ERISA plan vs. ERISA voluntary benefit exception - Many of the supplemental GTL policies are intended to fall under the voluntary plan exclusion from ERISA. That exclusion means that employers will not have to comply with ERISA, but also that employers will not have the protections offered by ERISA. In this situation, that means that any claimants must first exhaust a plan’s administrative process before bringing any lawsuit, any lawsuit can only be heard in a federal court (as opposed to state courts where the process can be less predictable), and the claimants can only recover the plan benefits (and perhaps attorney fees), but there are no punitive damages. Just the avoidance of the potential for punitive damages can make ERISA a preferred system – particularly where the amounts at issue are relatively small, as they typically are for GTL.
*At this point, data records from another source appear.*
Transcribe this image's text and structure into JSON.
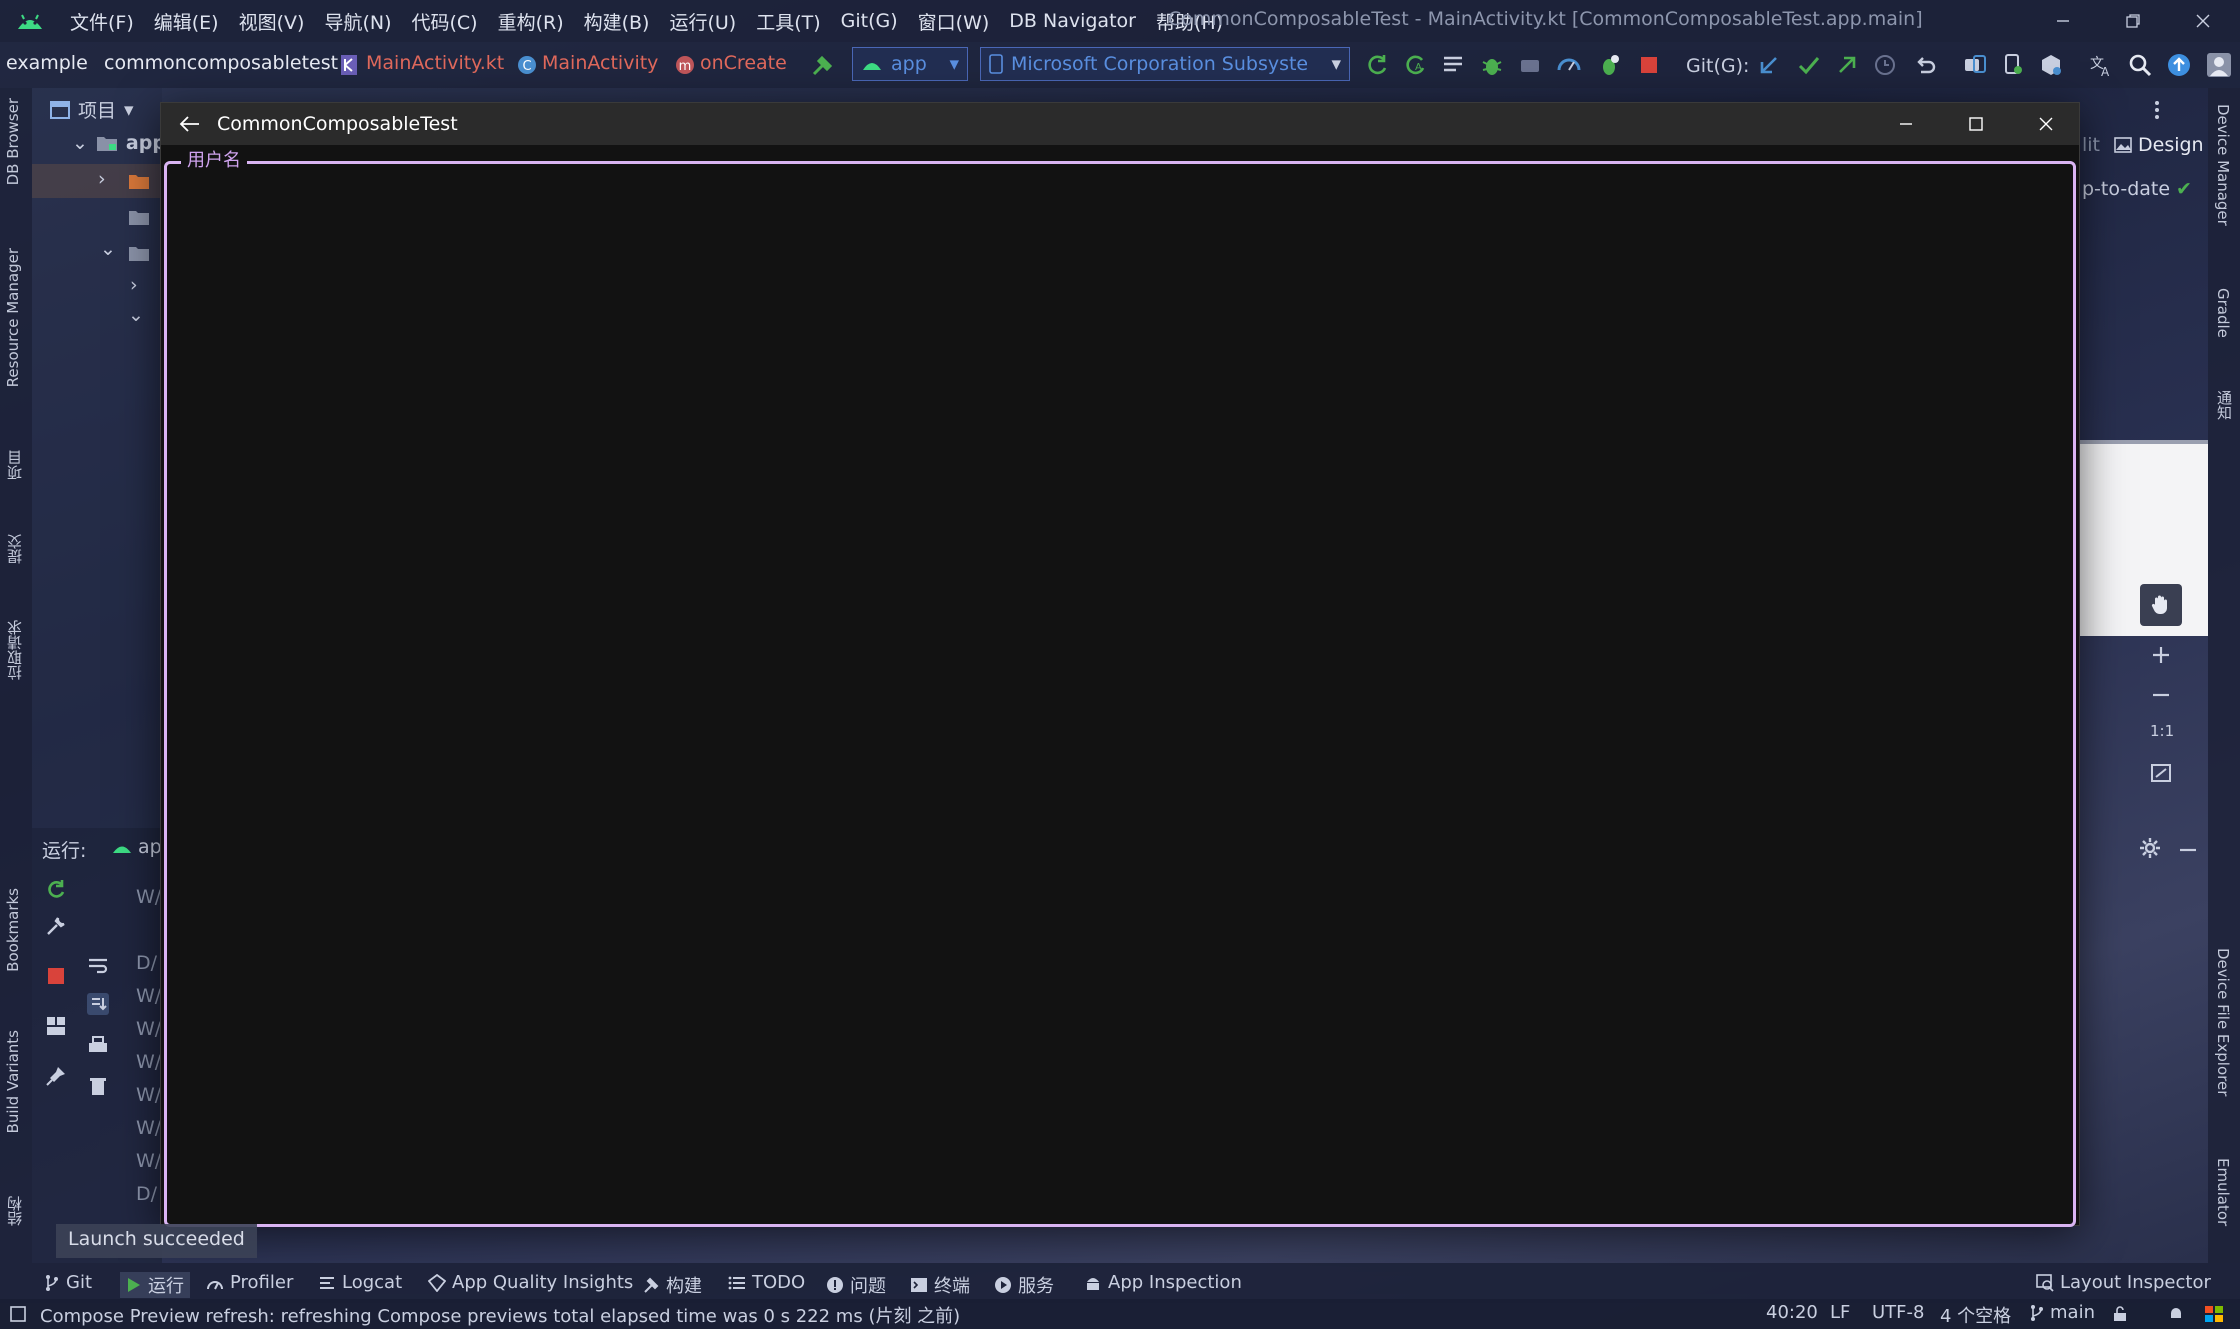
{
  "menubar": {
    "items": [
      "文件(F)",
      "编辑(E)",
      "视图(V)",
      "导航(N)",
      "代码(C)",
      "重构(R)",
      "构建(B)",
      "运行(U)",
      "工具(T)",
      "Git(G)",
      "窗口(W)",
      "DB Navigator",
      "帮助(H)"
    ],
    "window_title": "CommonComposableTest - MainActivity.kt [CommonComposableTest.app.main]"
  },
  "breadcrumbs": {
    "items": [
      "example",
      "commoncomposabletest",
      "MainActivity.kt",
      "MainActivity",
      "onCreate"
    ]
  },
  "toolbar": {
    "run_config": "app",
    "device": "Microsoft Corporation Subsystem f",
    "git_label": "Git(G):"
  },
  "left_strip": {
    "labels": [
      "DB Browser",
      "Resource Manager",
      "项目",
      "提交",
      "拉取请求",
      "Bookmarks",
      "Build Variants",
      "结构"
    ]
  },
  "right_strip": {
    "labels": [
      "Device Manager",
      "Gradle",
      "通知",
      "Device File Explorer",
      "Emulator"
    ]
  },
  "project_panel": {
    "header": "项目",
    "root": "app"
  },
  "run_panel": {
    "label": "运行:",
    "tab": "ap",
    "log_prefixes": [
      "W/",
      "D/",
      "W/",
      "W/",
      "W/",
      "W/",
      "W/",
      "W/",
      "D/"
    ]
  },
  "editor_right": {
    "split_label": "lit",
    "design_label": "Design",
    "status": "p-to-date",
    "zoom_reset": "1:1"
  },
  "app_window": {
    "title": "CommonComposableTest",
    "field_label": "用户名",
    "field_value": ""
  },
  "toast": {
    "text": "Launch succeeded"
  },
  "bottom_tools": {
    "items": [
      "Git",
      "运行",
      "Profiler",
      "Logcat",
      "App Quality Insights",
      "构建",
      "TODO",
      "问题",
      "终端",
      "服务",
      "App Inspection"
    ],
    "layout_inspector": "Layout Inspector"
  },
  "statusbar": {
    "message": "Compose Preview refresh: refreshing Compose previews total elapsed time was 0 s 222 ms (片刻 之前)",
    "position": "40:20",
    "line_sep": "LF",
    "encoding": "UTF-8",
    "indent": "4 个空格",
    "branch": "main"
  },
  "colors": {
    "accent_purple": "#d9b4f2",
    "label_purple": "#cfa3ee",
    "app_bg": "#121212",
    "ide_blue": "#4a67b6",
    "android_green": "#3ddc84",
    "crumb_red": "#e0695c"
  }
}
Employer E&O coverage – In this instance (and others affecting other insurers), the DOL pursued remedies from the carrier rather than the employers. Employers should not necessarily expect that to be the case if the circumstances apply to the specific employer. Either the DOL or the beneficiaries of the employee may seek remedies from the employer rather than the insurance carrier. Whether the benefits are covered by ERISA or not, employers will want to confirm that they have the appropriate E&O coverage in place, as that will assist them with mitigation of the risks.
Employer administrative practices - Regardless, the issue is one that is under scrutiny from the enforcement authorities. We can easily expect that employer practices will be under additional scrutiny as well. Therefore, employers who offer supplemental GTL that requires EOI to be effective, should make sure that the employer or the employer’s vendors take the extra steps necessary to have the EOI forms sent to the plan participants, and be returned to the insurer for review. That should also be done before any additional amounts are deducted from employee paychecks.
Employers with supplemental GTL need to be aware of the potential issues with the EOI requirements for any supplemental coverage. They should take the steps necessary to confirm the distribution and return of the EOI questionnaires and follow up to make sure they are sent to the carriers for examination and approval before deducting premiums for the coverage from affected employees’ paychecks.